Hall of Culture, fielding questions from adolescents, when six of the
city's senior citizens joined him.
Like most of the veteran residents of Rosh Ha'ayin, they were originally
from Yemen, and had been brought to Israel as children in 1962, in a
secret operation carried out by Mossad in coordination with the Israel
Air Force and master minded by Peres, who was then deputy Defense
At that time, Israel had secretly delivered arms and wireless equipment
to the royalist forces in Yemen, in return for which Israel was
permitted to smuggle out Jews by air and by sea.
"I came here from Yemen in 1962 as a 2 year old boy, and I am eternally
grateful to be a citizen of the State of Israel in which I live,"
Shmarya Katabi said to Peres. "I don't see myself anywhere else in the
world" Katabi attributed the success of that particular immigration
operation to Peres, thanked him profusely for his involvement and
expressed the appreciation of immigrants from Yemen for what the State
of Israel had done to bring them out of Yemen at a time when it was
almost impossible to leave.
Visibly moved by being taken back in time, Peres, who has played a
significant role in other rescue operations of Jews, recalled that in
the early 1960s, there had been severe unrest in Yemen and the King had
appealed to Israel to send arms.
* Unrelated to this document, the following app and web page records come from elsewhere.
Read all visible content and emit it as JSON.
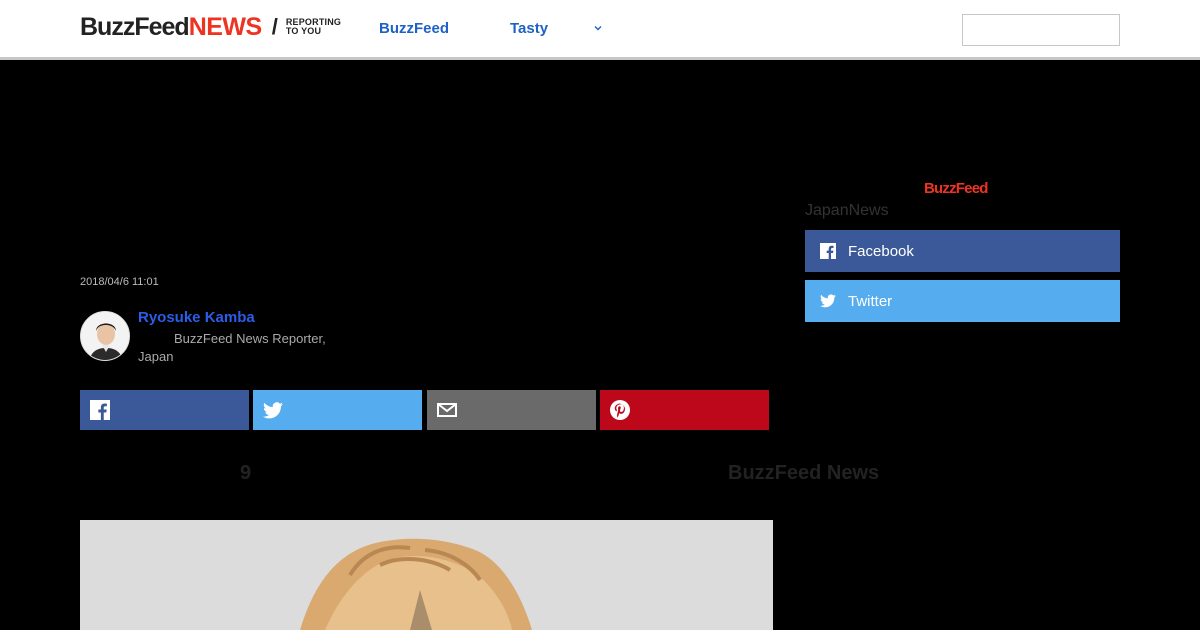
{
  "header": {
    "logo": {
      "primary": "BuzzFeed",
      "secondary": "NEWS",
      "divider": "/",
      "tagline_line1": "REPORTING",
      "tagline_line2": "TO YOU"
    },
    "nav": [
      {
        "label": "BuzzFeed"
      },
      {
        "label": "Tasty"
      }
    ],
    "more_icon": "chevron-down-icon",
    "search": {
      "placeholder": ""
    }
  },
  "sidebar": {
    "brand": "BuzzFeed",
    "label": "JapanNews",
    "buttons": [
      {
        "label": "Facebook",
        "icon": "facebook-icon",
        "color": "#3b5998"
      },
      {
        "label": "Twitter",
        "icon": "twitter-icon",
        "color": "#55acee"
      }
    ]
  },
  "article": {
    "timestamp": "2018/04/6 11:01",
    "author": {
      "name": "Ryosuke Kamba",
      "title": "BuzzFeed News Reporter, Japan",
      "avatar": "avatar-photo"
    },
    "share_buttons": [
      {
        "icon": "facebook-icon",
        "color": "#3b5998"
      },
      {
        "icon": "twitter-icon",
        "color": "#55acee"
      },
      {
        "icon": "mail-icon",
        "color": "#6a6a6a"
      },
      {
        "icon": "pinterest-icon",
        "color": "#bd081c"
      }
    ],
    "lead_number": "9",
    "lead_source": "BuzzFeed News"
  },
  "colors": {
    "accent": "#e32",
    "link": "#1f62c6",
    "author": "#2a5ee8",
    "page_bg": "#000000"
  }
}
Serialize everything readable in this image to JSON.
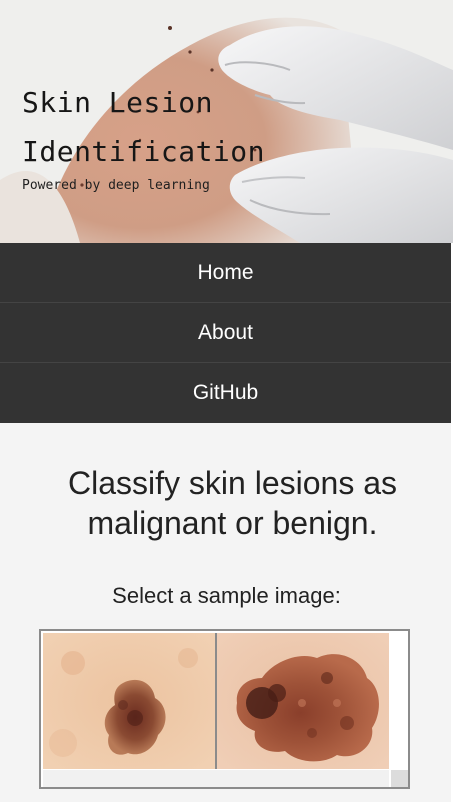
{
  "hero": {
    "title_line1": "Skin Lesion",
    "title_line2": "Identification",
    "subtitle": "Powered by deep learning"
  },
  "nav": {
    "items": [
      {
        "label": "Home"
      },
      {
        "label": "About"
      },
      {
        "label": "GitHub"
      }
    ]
  },
  "main": {
    "headline": "Classify skin lesions as malignant or benign.",
    "select_label": "Select a sample image:"
  },
  "colors": {
    "nav_background": "#333333",
    "nav_text": "#ffffff",
    "page_background": "#f4f4f4",
    "headline_text": "#222222"
  }
}
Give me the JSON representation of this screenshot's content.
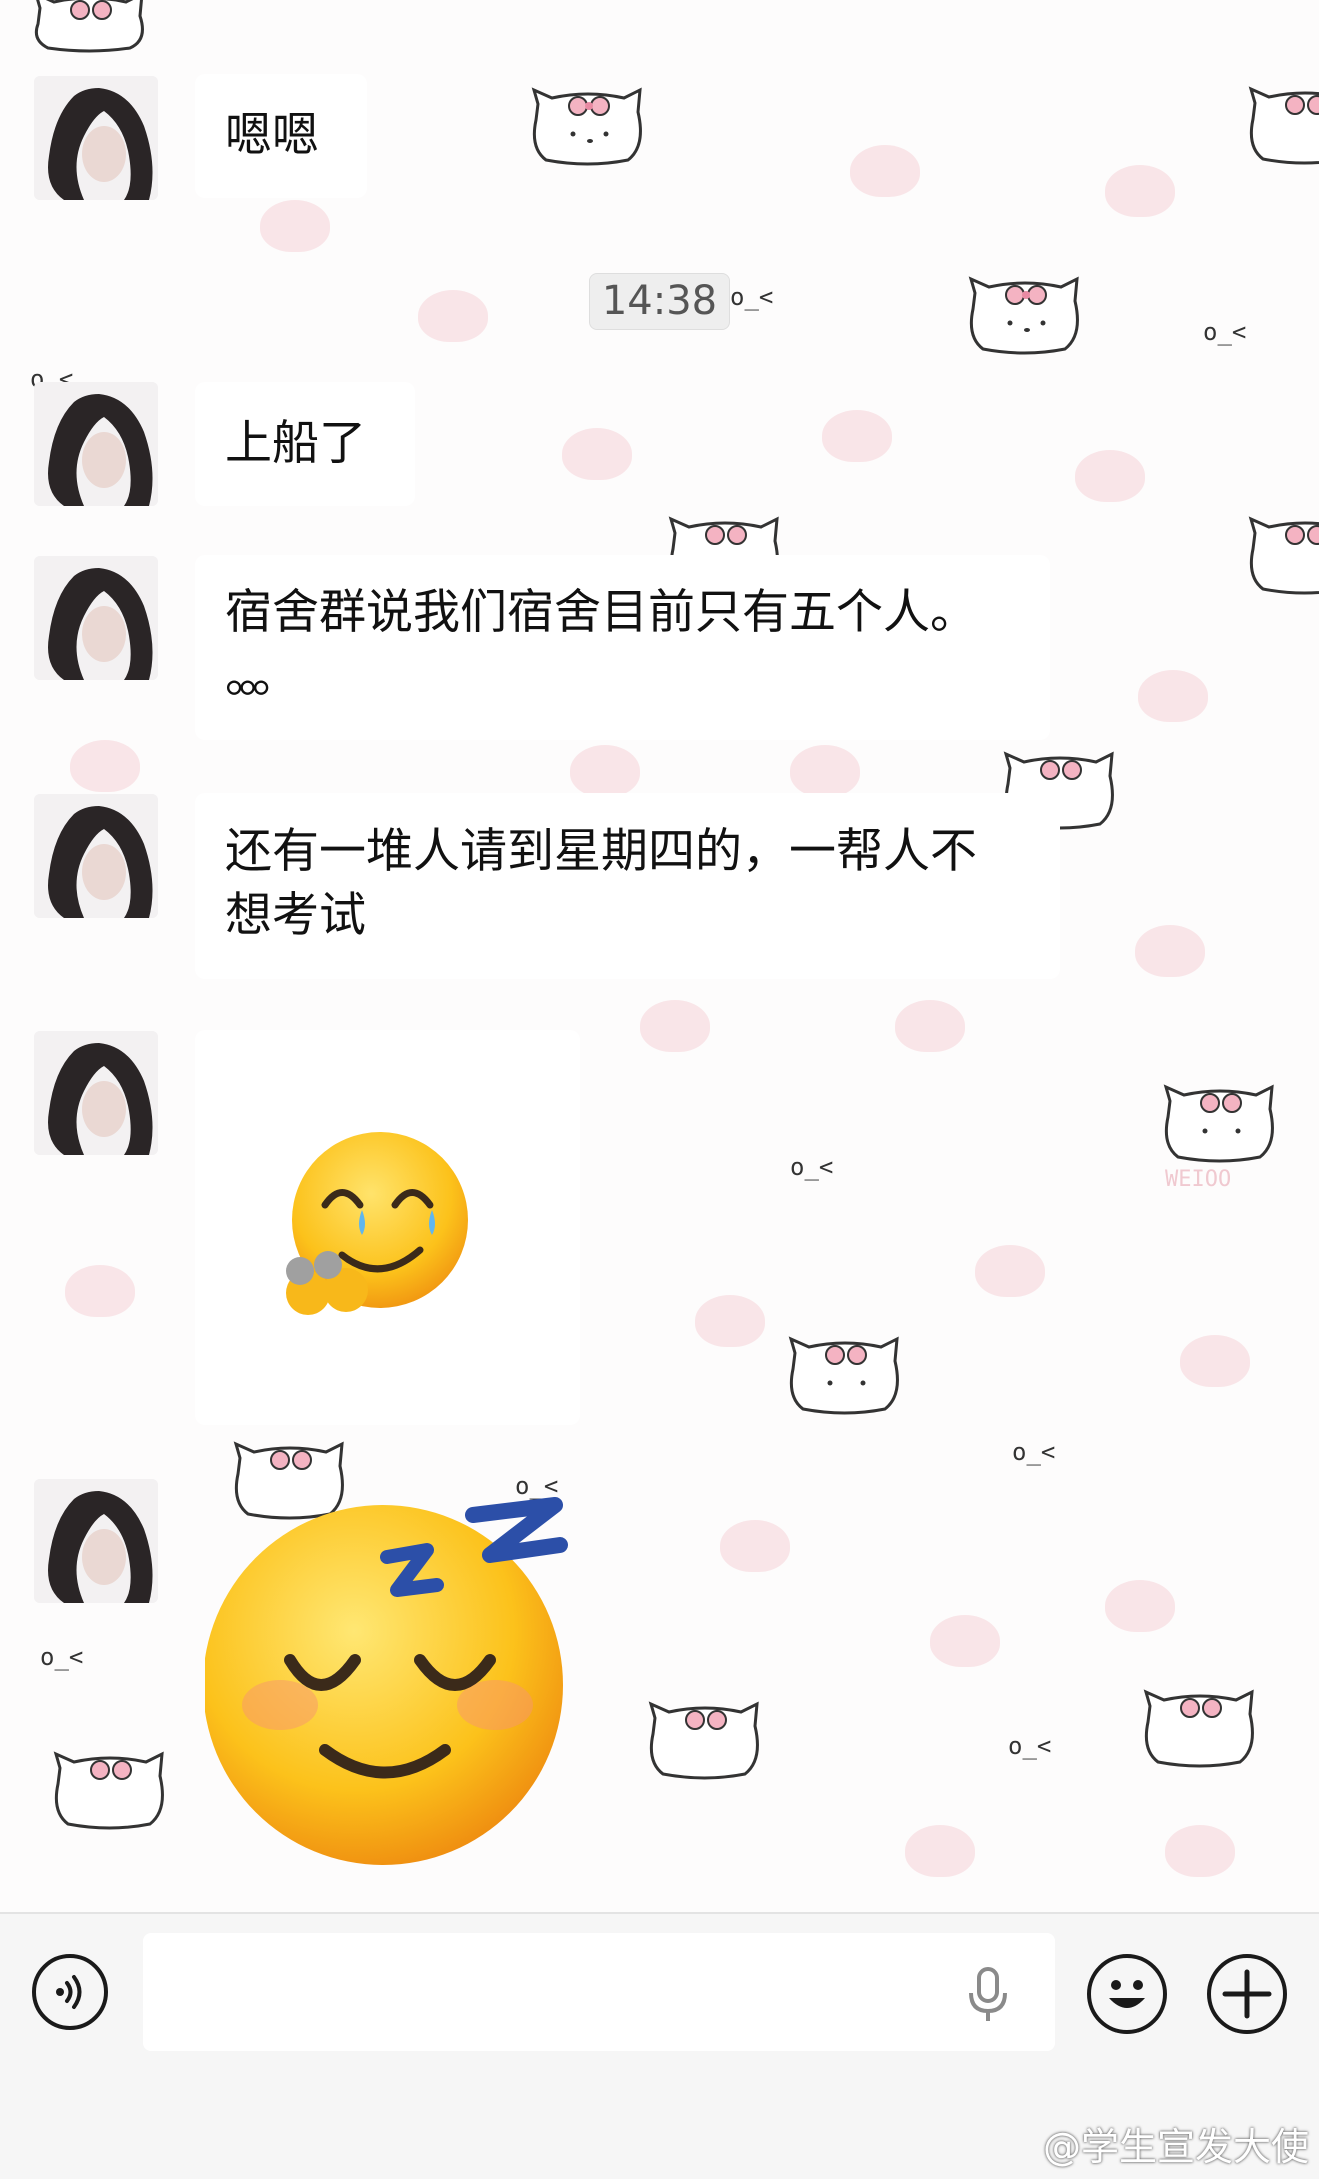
{
  "timestamp": "14:38",
  "messages": [
    {
      "type": "text",
      "text": "嗯嗯"
    },
    {
      "type": "text",
      "text": "上船了"
    },
    {
      "type": "text",
      "lines": [
        "宿舍群说我们宿舍目前只有五个人。",
        "。。。"
      ]
    },
    {
      "type": "text",
      "lines": [
        "还有一堆人请到星期四的，一帮人不",
        "想考试"
      ]
    },
    {
      "type": "sticker",
      "icon": "smiling-face-hugging-tears-emoji"
    },
    {
      "type": "sticker",
      "icon": "sleeping-face-zzz-emoji"
    }
  ],
  "background": {
    "kaomoji": "o_<",
    "kitty_watermark": "WEIOO"
  },
  "input_bar": {
    "voice_icon": "voice-mode-icon",
    "mic_icon": "microphone-icon",
    "emoji_icon": "emoji-icon",
    "plus_icon": "plus-icon",
    "input_value": ""
  },
  "watermark": "@学生宣发大使",
  "colors": {
    "bubble": "#ffffff",
    "emoji_yellow": "#fcc21b",
    "zzz_blue": "#2c4fa8",
    "heart_pink": "#f8e1e4"
  }
}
Israel agreed to help him on one
condition – that Yemen would open its gates to allow the Jews to leave.
Thus planes that brought ammunition to Yemen returned to Israel with
whole families of Jews on board.
Although the story sounds like fiction, Peres could testify that it was indeed fact.
"I'm so proud that we exchanged guns for immigrants from Yemen," he
said. "This is one of the most wonderful groups of immigrants that
Israel has ever known." When he first met with immigrants from Yemen,
Peres reminisced, he was under the impression that they were speaking
Biblical Hebrew. "We are fortunate that you came here," he said to the
aliya group of '62.